We wouldn’t be compelled to state that “anti-Semitism is real” if people weren’t actively declaring that it wasn’t.
Like Jacobs, I mourn for Kaye, who was executed for the crime of being a Jew. I mourn for my entire community, who don’t feel safe in our own houses of faith or supported, neither by our President nor by the social justice organizations that oppose him. But I also mourn for our ability to process our pain privately and on a personal level.
Anti-Semitism has become so normalized that we have to paint the picture of Jew-hatred with fresh Jewish blood. There’s no time to grieve. We’re forced to immediately turn every act of anti-Semitism into a teaching moment. When the world offers their condolences, Jews utilize the brief attention from being murdered to shout out “See? We weren’t making it up!”
Hatred of Jews is palpable, widespread, and increasingly lethal.
The people who need to see Jewish corpses on the ground to believe “anti-Semitism is real” are part of the problem.
Ariel Sobel is a nationally-recognized writer-director, activist, and TED speaker. Follow her on Twitter @arielsobelle.
This story "Why Do Jews Have To Be Murdered For You To Admit Anti-Semitism Is Real?" was written by Ariel Sobel. and was publish on Forward

New Cooperation with Two Jewish Organizations in Ukraine

The European Jewish Association is proud and delighted to welcome another organisation to our growing roster of partners and communities.
We have just concluded and signed a memorandum of understanding with The Kiev Jewish Community and Association of Jewish Communities in Ukraine.
We are sure that this cooperation will bring with it beautiful and important accomplishments. We look forward to working for the betterment of Dutch and European Jewry together.

EU plan to fight antisemitism ‘not serious,’ Jewish community leaders say

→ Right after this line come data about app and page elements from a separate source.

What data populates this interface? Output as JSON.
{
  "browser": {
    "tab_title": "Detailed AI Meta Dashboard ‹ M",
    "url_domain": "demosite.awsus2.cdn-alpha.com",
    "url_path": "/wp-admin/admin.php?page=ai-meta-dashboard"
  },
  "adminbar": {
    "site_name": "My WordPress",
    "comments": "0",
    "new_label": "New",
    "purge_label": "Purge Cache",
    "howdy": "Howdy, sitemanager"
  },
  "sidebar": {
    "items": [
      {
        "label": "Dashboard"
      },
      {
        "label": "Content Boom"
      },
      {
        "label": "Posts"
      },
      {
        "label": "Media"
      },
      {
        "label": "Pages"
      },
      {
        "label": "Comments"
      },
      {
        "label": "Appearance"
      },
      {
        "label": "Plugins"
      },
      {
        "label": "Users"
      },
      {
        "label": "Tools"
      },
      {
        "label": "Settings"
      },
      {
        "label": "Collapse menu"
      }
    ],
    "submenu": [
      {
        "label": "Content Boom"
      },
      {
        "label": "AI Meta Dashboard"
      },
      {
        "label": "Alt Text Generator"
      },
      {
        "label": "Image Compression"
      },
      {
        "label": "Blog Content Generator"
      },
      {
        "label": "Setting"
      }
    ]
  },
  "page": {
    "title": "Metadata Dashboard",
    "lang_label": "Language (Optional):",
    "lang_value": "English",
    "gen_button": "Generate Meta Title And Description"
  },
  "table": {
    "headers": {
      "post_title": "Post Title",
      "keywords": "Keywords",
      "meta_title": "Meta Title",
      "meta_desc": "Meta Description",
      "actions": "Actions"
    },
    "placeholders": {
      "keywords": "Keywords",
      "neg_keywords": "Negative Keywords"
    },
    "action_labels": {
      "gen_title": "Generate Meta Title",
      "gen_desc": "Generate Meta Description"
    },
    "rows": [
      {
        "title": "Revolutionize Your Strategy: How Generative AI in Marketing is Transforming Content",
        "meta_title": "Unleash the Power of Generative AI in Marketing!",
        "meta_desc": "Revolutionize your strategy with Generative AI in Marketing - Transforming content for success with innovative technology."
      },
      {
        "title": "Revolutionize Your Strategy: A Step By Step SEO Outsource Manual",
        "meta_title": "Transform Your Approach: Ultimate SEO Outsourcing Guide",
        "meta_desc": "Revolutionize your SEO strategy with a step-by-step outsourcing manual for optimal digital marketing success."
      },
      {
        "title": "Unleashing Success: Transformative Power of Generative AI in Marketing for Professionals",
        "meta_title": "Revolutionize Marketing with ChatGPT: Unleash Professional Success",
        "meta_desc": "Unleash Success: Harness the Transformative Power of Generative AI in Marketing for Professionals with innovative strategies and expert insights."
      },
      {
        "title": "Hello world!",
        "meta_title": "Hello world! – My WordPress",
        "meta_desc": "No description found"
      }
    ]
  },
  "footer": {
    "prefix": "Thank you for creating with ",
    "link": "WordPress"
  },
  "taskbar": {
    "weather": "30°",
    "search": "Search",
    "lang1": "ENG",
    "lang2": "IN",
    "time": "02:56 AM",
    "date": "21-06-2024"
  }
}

Leaders of European Jewish communities criticized the absence of reference to religious freedoms in an European Union plan to fight antisemitism and strengthen Jewish life.
“They took the easy path and failed to do the right thing,” Rabbi Menachem Margolin, the chairman of the European Jewish Association, a Brussels-based lobby group, said at a conference Tuesday about the strategic plan that the European Commission published last week.
Titled “EU Strategy on Combating Antisemitism and Fostering Jewish Life (2021-2030),” the 46-page document published Oct. 6 reiterated several long-term goals and principles of various EU institutions regarding antisemitism, including the adoption of an EU definition of it by members states and educating young people against stereotypes.
 Read More:
https://www.jpost.com/diaspora/antisemitism/eu-plan-to-fight-antisemitism-not-serious-jewish-community-leaders-say-681955
Additional Communities
United Kingdom
Ukraine
Schweiz
Switzerland
Spain
Slovakia
Serbia
Russia
Romania
Portugal
Poland